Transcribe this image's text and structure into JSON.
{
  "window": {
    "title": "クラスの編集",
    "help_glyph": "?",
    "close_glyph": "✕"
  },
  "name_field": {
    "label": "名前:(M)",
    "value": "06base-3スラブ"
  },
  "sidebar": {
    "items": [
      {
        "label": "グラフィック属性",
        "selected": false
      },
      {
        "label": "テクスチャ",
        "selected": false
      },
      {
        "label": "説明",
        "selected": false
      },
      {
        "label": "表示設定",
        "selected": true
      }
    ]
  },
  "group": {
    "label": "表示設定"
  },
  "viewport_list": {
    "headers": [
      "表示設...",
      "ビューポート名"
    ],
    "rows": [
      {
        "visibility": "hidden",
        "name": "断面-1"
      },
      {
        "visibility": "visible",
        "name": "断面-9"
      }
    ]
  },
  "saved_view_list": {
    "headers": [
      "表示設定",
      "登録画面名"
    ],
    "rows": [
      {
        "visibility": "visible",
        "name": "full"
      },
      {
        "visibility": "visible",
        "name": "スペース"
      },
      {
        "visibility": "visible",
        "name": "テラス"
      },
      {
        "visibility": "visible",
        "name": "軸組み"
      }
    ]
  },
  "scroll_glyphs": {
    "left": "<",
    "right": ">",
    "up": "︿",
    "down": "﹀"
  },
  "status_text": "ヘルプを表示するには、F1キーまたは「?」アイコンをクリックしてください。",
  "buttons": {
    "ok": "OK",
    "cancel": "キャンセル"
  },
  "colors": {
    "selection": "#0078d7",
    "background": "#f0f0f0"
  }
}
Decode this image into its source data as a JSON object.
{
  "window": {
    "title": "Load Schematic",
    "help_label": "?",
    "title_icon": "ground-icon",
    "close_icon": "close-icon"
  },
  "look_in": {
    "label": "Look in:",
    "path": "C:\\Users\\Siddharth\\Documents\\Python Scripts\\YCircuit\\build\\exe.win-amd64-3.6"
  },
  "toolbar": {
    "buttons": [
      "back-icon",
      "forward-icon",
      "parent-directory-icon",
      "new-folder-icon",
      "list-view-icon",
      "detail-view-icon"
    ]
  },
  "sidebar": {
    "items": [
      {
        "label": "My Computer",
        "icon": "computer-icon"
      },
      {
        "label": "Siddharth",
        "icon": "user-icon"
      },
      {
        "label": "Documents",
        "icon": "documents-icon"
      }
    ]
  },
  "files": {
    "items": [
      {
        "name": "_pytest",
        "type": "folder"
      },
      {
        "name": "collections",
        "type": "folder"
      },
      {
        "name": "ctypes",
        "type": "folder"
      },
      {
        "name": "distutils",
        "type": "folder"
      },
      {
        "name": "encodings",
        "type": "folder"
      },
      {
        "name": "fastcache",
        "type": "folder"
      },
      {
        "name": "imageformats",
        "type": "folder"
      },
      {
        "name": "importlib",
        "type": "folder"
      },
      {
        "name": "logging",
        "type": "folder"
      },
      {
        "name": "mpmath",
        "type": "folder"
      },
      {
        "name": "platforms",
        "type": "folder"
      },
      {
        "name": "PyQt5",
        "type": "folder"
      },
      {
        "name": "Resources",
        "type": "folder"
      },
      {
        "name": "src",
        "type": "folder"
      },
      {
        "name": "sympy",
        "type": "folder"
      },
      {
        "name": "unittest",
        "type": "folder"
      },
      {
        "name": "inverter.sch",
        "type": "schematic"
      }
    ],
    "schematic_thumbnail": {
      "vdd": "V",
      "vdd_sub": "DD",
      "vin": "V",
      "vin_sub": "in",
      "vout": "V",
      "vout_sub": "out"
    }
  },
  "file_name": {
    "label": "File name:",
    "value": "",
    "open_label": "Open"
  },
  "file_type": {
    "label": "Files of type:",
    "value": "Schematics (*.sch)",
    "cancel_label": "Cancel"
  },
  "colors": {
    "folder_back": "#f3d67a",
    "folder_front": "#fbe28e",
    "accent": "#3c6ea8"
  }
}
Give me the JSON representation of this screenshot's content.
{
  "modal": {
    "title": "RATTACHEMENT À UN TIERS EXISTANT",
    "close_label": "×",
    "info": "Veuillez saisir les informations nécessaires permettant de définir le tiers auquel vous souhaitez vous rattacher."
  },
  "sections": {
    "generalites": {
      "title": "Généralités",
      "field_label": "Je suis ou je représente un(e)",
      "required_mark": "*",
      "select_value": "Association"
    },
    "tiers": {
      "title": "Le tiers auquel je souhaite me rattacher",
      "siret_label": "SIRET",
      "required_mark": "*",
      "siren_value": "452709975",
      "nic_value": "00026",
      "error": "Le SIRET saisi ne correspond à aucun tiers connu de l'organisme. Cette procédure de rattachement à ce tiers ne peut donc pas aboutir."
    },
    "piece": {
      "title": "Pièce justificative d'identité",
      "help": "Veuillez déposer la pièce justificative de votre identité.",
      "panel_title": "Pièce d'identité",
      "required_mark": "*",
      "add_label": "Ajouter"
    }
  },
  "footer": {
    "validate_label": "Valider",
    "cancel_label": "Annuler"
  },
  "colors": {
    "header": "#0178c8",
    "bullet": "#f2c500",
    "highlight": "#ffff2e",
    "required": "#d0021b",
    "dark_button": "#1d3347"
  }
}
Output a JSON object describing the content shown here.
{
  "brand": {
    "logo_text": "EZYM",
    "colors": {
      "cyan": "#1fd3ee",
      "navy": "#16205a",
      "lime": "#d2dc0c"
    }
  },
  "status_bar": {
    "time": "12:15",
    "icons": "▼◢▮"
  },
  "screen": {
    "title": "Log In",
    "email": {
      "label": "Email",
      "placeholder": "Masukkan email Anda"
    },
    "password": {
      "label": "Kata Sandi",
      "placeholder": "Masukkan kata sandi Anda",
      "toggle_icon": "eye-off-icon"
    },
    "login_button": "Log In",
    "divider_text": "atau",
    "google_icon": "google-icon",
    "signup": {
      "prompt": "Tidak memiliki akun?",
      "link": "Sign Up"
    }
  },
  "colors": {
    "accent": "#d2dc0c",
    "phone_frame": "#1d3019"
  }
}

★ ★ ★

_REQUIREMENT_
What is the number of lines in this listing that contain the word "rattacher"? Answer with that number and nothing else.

_EXERCISE ANSWER_
2